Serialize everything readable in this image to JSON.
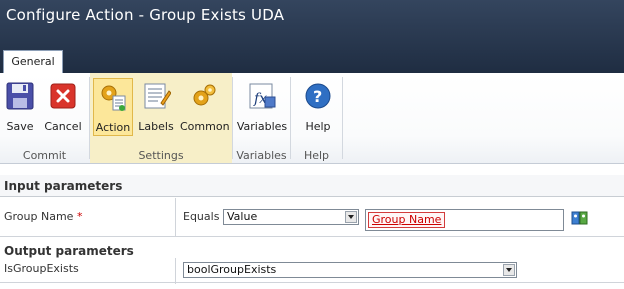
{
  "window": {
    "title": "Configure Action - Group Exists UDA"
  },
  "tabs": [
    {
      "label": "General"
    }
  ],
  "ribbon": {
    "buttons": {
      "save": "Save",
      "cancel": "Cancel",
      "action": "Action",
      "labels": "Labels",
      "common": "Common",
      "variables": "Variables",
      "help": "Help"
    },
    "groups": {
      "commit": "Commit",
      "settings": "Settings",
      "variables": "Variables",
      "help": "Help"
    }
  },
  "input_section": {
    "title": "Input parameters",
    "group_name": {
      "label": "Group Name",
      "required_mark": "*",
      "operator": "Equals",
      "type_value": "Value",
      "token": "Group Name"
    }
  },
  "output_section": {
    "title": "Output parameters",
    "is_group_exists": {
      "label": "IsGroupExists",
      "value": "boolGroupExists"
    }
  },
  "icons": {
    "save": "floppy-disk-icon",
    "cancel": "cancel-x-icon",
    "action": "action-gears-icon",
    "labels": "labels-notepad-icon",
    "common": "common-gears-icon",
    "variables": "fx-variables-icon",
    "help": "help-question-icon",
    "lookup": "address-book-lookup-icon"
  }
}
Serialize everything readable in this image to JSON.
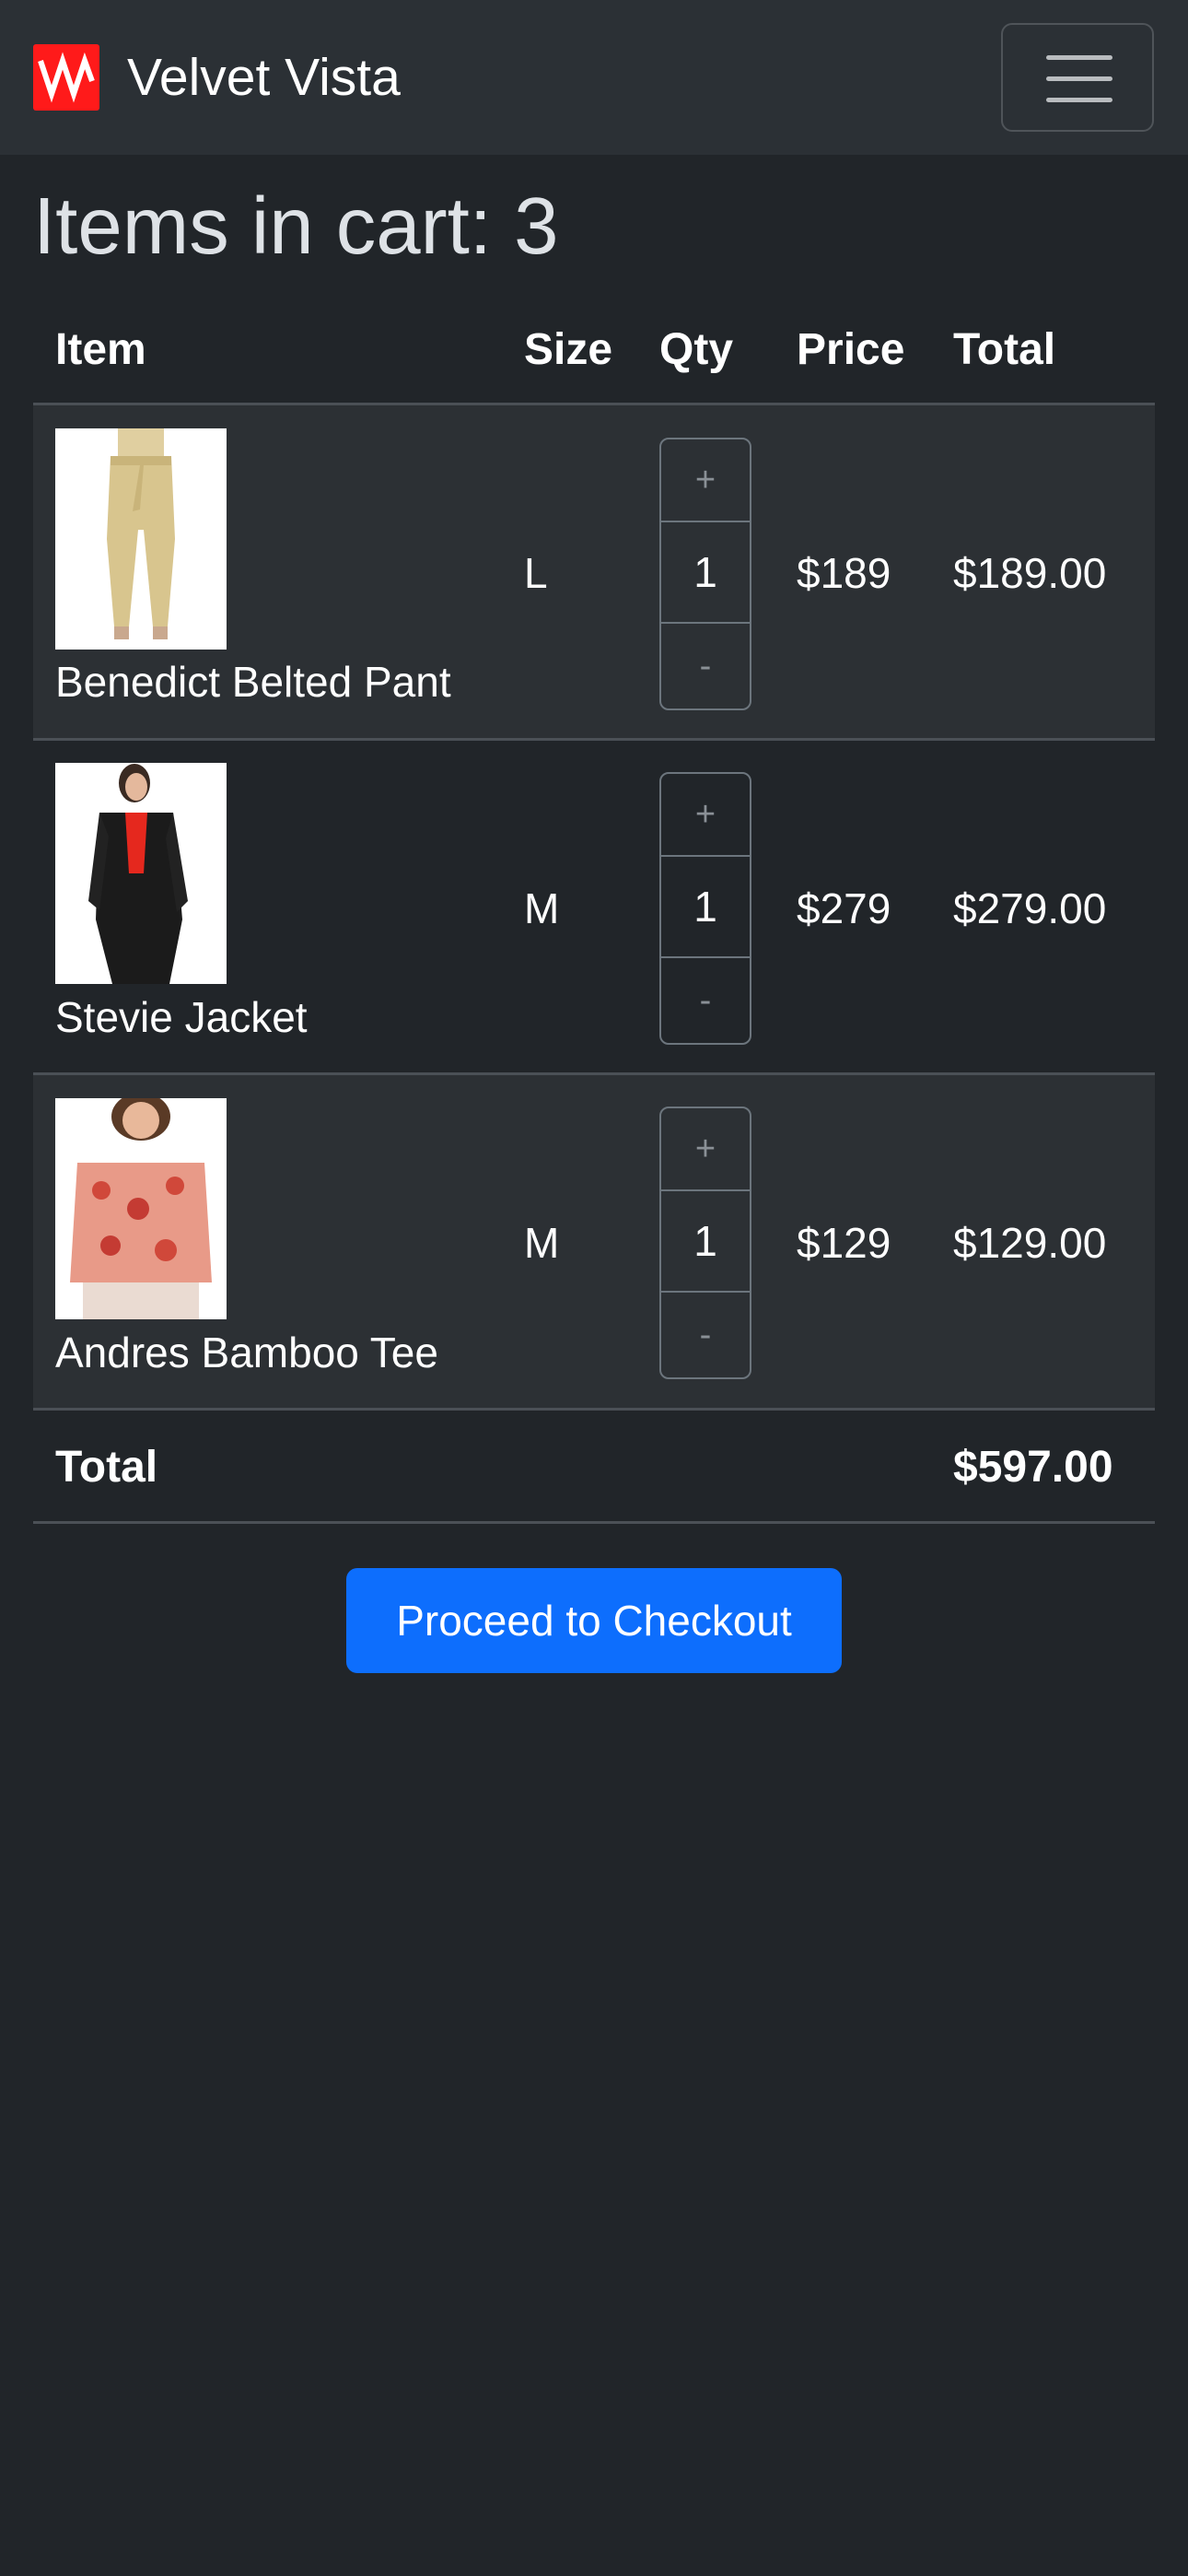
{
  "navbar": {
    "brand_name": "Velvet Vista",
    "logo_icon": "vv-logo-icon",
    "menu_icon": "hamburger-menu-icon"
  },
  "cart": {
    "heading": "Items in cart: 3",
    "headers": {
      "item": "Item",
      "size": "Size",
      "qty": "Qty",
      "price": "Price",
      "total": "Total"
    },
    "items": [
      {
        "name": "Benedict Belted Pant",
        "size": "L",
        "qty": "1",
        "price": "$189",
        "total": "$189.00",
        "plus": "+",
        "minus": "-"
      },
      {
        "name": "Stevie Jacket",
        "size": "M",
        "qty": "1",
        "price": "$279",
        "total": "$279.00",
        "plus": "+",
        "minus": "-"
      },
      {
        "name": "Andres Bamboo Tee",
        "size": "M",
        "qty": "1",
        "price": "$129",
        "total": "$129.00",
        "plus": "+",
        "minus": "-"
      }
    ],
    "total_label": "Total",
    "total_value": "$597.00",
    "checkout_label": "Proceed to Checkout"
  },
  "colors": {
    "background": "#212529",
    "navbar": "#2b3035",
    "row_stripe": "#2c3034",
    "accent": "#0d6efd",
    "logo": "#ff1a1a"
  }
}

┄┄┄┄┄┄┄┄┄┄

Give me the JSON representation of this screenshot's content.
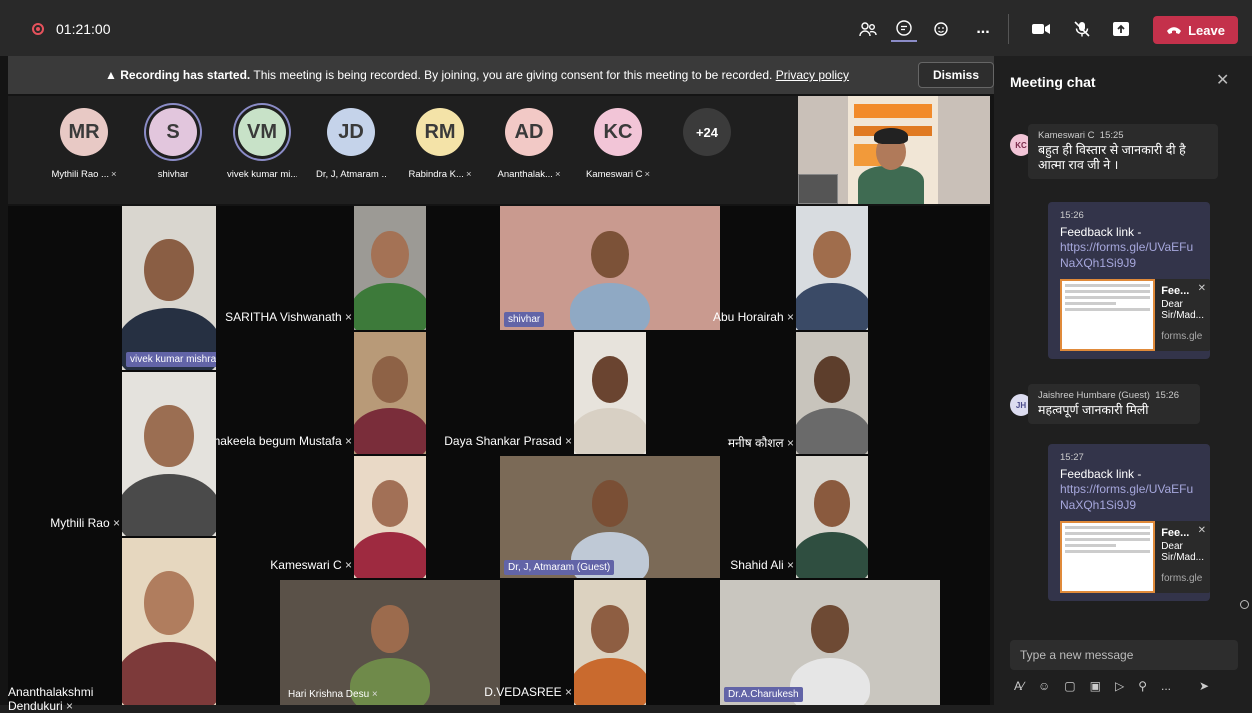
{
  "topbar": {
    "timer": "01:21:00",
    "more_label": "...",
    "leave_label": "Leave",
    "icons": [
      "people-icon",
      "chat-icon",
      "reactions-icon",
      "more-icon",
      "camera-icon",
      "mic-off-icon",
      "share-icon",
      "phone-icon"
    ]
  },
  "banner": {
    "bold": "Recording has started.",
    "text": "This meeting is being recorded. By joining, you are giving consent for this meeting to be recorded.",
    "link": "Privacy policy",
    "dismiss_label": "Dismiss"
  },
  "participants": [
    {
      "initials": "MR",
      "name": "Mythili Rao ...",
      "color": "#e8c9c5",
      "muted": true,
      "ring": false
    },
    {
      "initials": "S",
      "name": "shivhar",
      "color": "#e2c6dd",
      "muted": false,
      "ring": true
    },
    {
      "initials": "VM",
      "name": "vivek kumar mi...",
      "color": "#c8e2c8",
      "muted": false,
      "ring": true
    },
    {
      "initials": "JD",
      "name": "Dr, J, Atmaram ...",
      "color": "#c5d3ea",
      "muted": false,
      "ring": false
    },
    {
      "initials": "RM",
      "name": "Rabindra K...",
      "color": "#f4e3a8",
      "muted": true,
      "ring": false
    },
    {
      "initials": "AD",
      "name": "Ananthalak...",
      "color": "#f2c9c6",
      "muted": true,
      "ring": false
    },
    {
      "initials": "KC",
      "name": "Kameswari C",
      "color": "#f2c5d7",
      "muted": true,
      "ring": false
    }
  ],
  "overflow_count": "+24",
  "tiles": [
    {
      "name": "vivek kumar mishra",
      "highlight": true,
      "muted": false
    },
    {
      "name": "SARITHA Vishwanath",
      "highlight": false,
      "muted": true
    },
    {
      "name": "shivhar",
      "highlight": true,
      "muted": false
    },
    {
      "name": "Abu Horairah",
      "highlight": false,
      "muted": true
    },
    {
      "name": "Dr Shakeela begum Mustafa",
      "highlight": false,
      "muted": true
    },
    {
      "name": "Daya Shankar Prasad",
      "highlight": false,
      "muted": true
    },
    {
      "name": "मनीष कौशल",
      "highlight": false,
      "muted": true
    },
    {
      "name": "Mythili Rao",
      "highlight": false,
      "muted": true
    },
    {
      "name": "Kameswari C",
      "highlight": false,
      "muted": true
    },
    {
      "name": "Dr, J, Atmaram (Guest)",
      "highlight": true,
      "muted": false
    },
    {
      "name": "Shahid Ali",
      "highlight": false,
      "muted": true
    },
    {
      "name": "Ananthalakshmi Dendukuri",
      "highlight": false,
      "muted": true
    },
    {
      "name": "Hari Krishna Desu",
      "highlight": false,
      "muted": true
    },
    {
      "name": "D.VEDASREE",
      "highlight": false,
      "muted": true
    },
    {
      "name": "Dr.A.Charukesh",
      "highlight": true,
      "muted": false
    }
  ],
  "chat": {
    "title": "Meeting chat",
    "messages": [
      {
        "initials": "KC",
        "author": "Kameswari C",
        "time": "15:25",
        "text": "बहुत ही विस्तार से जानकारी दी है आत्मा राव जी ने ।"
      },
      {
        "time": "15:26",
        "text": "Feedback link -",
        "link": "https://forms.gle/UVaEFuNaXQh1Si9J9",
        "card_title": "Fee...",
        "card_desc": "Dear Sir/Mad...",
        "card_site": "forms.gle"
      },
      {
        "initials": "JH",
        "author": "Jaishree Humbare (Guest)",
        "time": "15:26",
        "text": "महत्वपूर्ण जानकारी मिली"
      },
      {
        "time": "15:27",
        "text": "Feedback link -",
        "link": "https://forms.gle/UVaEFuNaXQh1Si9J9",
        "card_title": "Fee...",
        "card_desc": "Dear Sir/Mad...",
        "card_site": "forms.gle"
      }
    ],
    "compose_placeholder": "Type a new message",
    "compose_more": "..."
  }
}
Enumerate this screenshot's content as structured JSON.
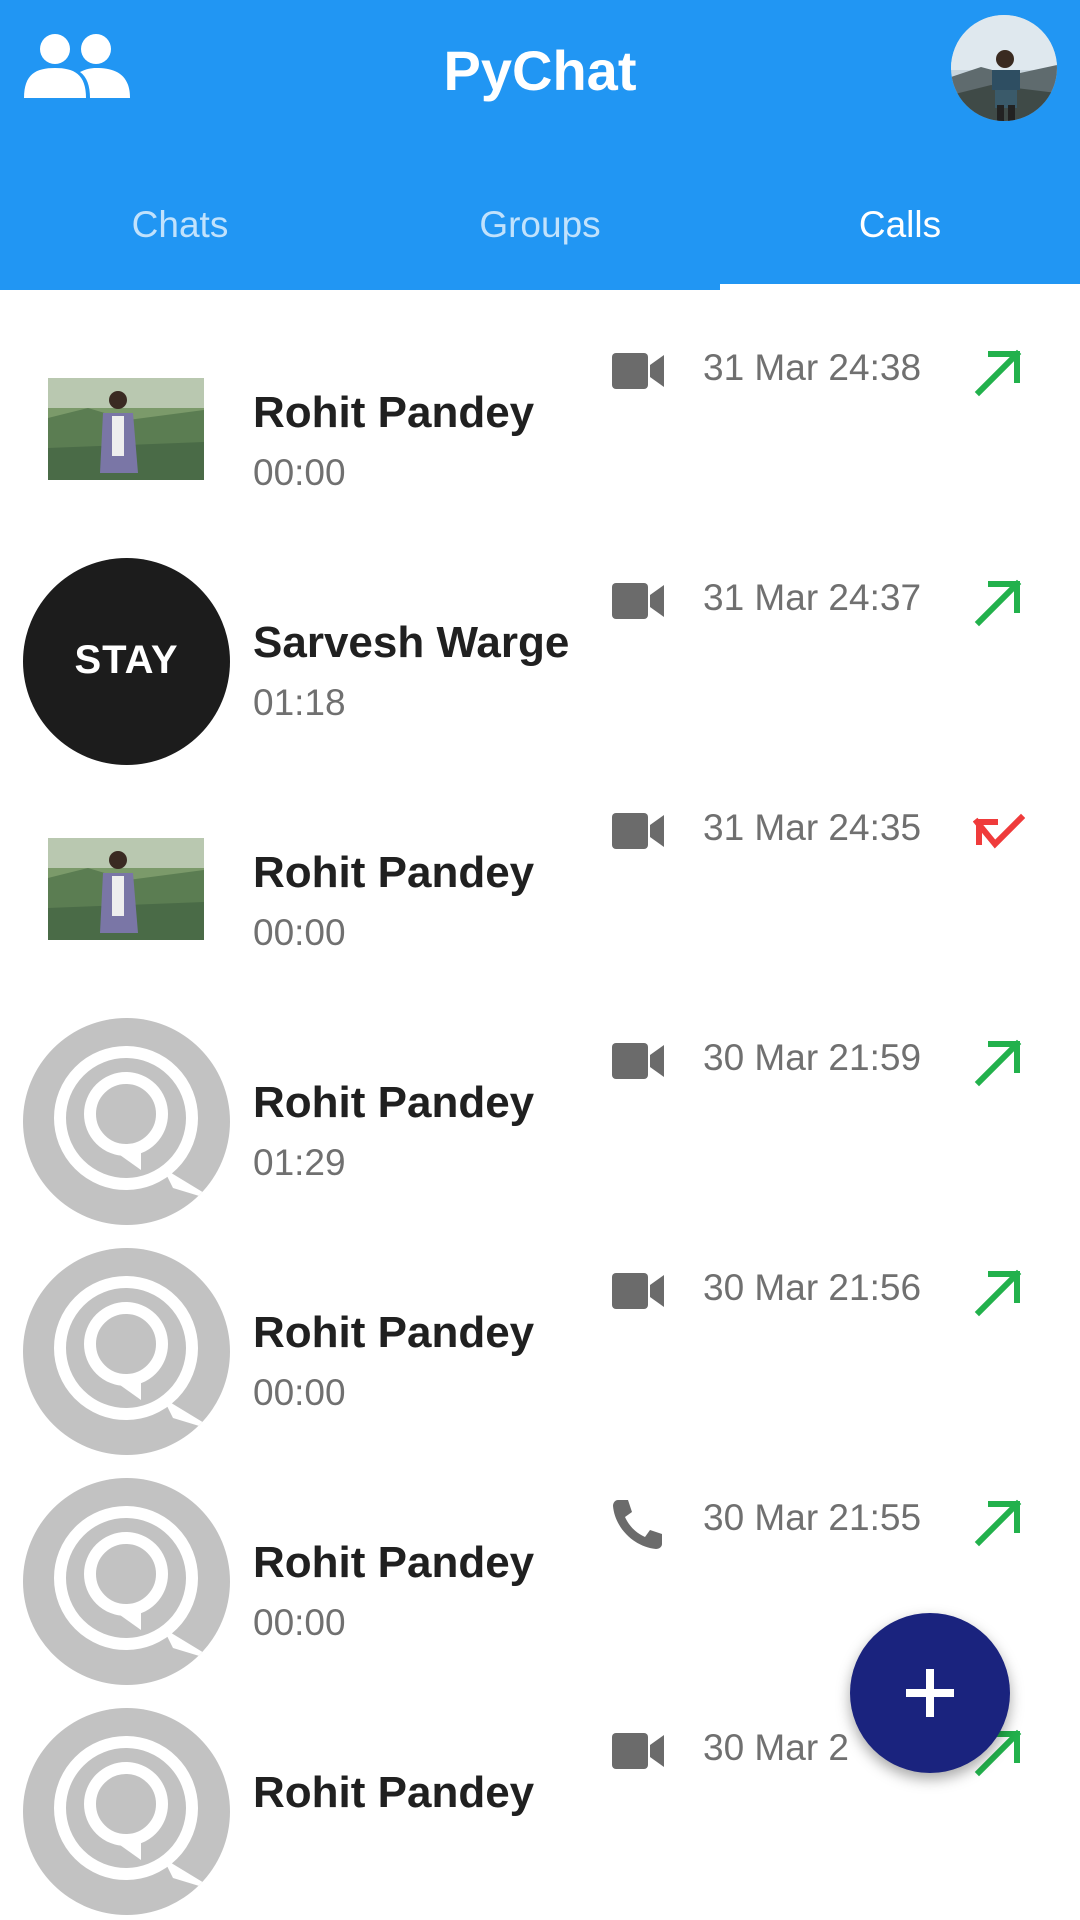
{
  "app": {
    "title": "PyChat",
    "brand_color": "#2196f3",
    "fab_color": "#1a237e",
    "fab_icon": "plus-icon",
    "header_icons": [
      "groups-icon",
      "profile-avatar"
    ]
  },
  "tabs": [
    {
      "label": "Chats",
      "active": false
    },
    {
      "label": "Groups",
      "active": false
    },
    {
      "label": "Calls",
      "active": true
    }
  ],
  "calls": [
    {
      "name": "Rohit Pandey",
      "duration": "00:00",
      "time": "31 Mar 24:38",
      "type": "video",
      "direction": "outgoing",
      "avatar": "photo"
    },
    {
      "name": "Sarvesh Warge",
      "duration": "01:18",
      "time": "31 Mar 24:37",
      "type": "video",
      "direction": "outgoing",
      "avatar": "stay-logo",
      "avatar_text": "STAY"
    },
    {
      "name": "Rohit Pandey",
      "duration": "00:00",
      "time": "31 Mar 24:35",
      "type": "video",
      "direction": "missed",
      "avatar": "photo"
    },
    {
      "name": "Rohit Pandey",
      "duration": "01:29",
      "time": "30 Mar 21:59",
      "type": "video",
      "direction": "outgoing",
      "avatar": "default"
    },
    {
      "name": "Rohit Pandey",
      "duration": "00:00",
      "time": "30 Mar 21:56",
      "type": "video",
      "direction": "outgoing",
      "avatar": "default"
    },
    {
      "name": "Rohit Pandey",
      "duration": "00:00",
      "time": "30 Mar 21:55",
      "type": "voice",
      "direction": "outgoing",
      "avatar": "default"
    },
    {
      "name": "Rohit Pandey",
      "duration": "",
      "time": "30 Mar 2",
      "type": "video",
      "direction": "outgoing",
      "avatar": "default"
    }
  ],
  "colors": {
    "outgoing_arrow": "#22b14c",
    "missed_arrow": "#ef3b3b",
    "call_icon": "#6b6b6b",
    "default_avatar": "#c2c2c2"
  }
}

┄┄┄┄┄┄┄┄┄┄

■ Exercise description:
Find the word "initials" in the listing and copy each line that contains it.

■ Output of the exercise:
      "initials": "MR",
      "initials": "S",
      "initials": "VM",
      "initials": "JD",
      "initials": "RM",
      "initials": "AD",
      "initials": "KC",
        "initials": "KC",
        "initials": "JH",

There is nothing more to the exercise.